**YOUR ASSIGNMENT:** The answer is the complete listing below, written out again exactly.

**PROVIDED DATA:**
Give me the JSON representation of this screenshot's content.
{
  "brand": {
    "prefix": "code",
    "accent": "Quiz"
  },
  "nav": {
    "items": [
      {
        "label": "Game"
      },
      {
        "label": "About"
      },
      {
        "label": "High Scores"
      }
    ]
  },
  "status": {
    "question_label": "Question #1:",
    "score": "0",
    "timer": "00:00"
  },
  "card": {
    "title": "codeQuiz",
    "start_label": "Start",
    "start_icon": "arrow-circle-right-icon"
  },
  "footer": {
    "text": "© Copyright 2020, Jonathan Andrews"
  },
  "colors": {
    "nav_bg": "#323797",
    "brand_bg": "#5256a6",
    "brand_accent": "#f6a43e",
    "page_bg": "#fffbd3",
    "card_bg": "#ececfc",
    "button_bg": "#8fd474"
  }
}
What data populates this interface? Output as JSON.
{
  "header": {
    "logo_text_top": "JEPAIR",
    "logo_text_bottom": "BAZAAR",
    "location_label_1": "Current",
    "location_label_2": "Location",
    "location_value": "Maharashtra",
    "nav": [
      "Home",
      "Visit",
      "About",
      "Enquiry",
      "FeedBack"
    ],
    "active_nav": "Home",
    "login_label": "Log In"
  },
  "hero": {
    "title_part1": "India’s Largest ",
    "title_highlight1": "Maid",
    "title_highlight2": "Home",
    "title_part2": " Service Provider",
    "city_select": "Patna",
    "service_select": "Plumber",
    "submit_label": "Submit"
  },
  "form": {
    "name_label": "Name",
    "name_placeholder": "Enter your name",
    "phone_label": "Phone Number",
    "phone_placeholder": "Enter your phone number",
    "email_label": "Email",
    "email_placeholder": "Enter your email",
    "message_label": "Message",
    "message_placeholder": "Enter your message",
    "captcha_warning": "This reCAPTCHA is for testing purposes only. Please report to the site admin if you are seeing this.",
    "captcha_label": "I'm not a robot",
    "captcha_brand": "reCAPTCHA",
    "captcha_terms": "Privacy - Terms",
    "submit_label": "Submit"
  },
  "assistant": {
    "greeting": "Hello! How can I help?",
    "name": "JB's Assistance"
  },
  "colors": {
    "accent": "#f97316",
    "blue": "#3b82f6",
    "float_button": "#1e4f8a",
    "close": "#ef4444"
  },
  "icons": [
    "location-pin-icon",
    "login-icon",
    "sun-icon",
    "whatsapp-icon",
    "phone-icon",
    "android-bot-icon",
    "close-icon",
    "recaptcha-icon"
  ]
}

**OUTPUT FOR THIS EXERCISE:**
Give me the JSON representation of this screenshot's content.
{
  "brand": {
    "prefix": "code",
    "accent": "Quiz"
  },
  "nav": {
    "items": [
      {
        "label": "Game"
      },
      {
        "label": "About"
      },
      {
        "label": "High Scores"
      }
    ]
  },
  "status": {
    "question_label": "Question #1:",
    "score": "0",
    "timer": "00:00"
  },
  "card": {
    "title": "codeQuiz",
    "start_label": "Start",
    "start_icon": "arrow-circle-right-icon"
  },
  "footer": {
    "text": "© Copyright 2020, Jonathan Andrews"
  },
  "colors": {
    "nav_bg": "#323797",
    "brand_bg": "#5256a6",
    "brand_accent": "#f6a43e",
    "page_bg": "#fffbd3",
    "card_bg": "#ececfc",
    "button_bg": "#8fd474"
  }
}
What data populates this interface? Output as JSON.
{
  "header": {
    "logo_text_top": "JEPAIR",
    "logo_text_bottom": "BAZAAR",
    "location_label_1": "Current",
    "location_label_2": "Location",
    "location_value": "Maharashtra",
    "nav": [
      "Home",
      "Visit",
      "About",
      "Enquiry",
      "FeedBack"
    ],
    "active_nav": "Home",
    "login_label": "Log In"
  },
  "hero": {
    "title_part1": "India’s Largest ",
    "title_highlight1": "Maid",
    "title_highlight2": "Home",
    "title_part2": " Service Provider",
    "city_select": "Patna",
    "service_select": "Plumber",
    "submit_label": "Submit"
  },
  "form": {
    "name_label": "Name",
    "name_placeholder": "Enter your name",
    "phone_label": "Phone Number",
    "phone_placeholder": "Enter your phone number",
    "email_label": "Email",
    "email_placeholder": "Enter your email",
    "message_label": "Message",
    "message_placeholder": "Enter your message",
    "captcha_warning": "This reCAPTCHA is for testing purposes only. Please report to the site admin if you are seeing this.",
    "captcha_label": "I'm not a robot",
    "captcha_brand": "reCAPTCHA",
    "captcha_terms": "Privacy - Terms",
    "submit_label": "Submit"
  },
  "assistant": {
    "greeting": "Hello! How can I help?",
    "name": "JB's Assistance"
  },
  "colors": {
    "accent": "#f97316",
    "blue": "#3b82f6",
    "float_button": "#1e4f8a",
    "close": "#ef4444"
  },
  "icons": [
    "location-pin-icon",
    "login-icon",
    "sun-icon",
    "whatsapp-icon",
    "phone-icon",
    "android-bot-icon",
    "close-icon",
    "recaptcha-icon"
  ]
}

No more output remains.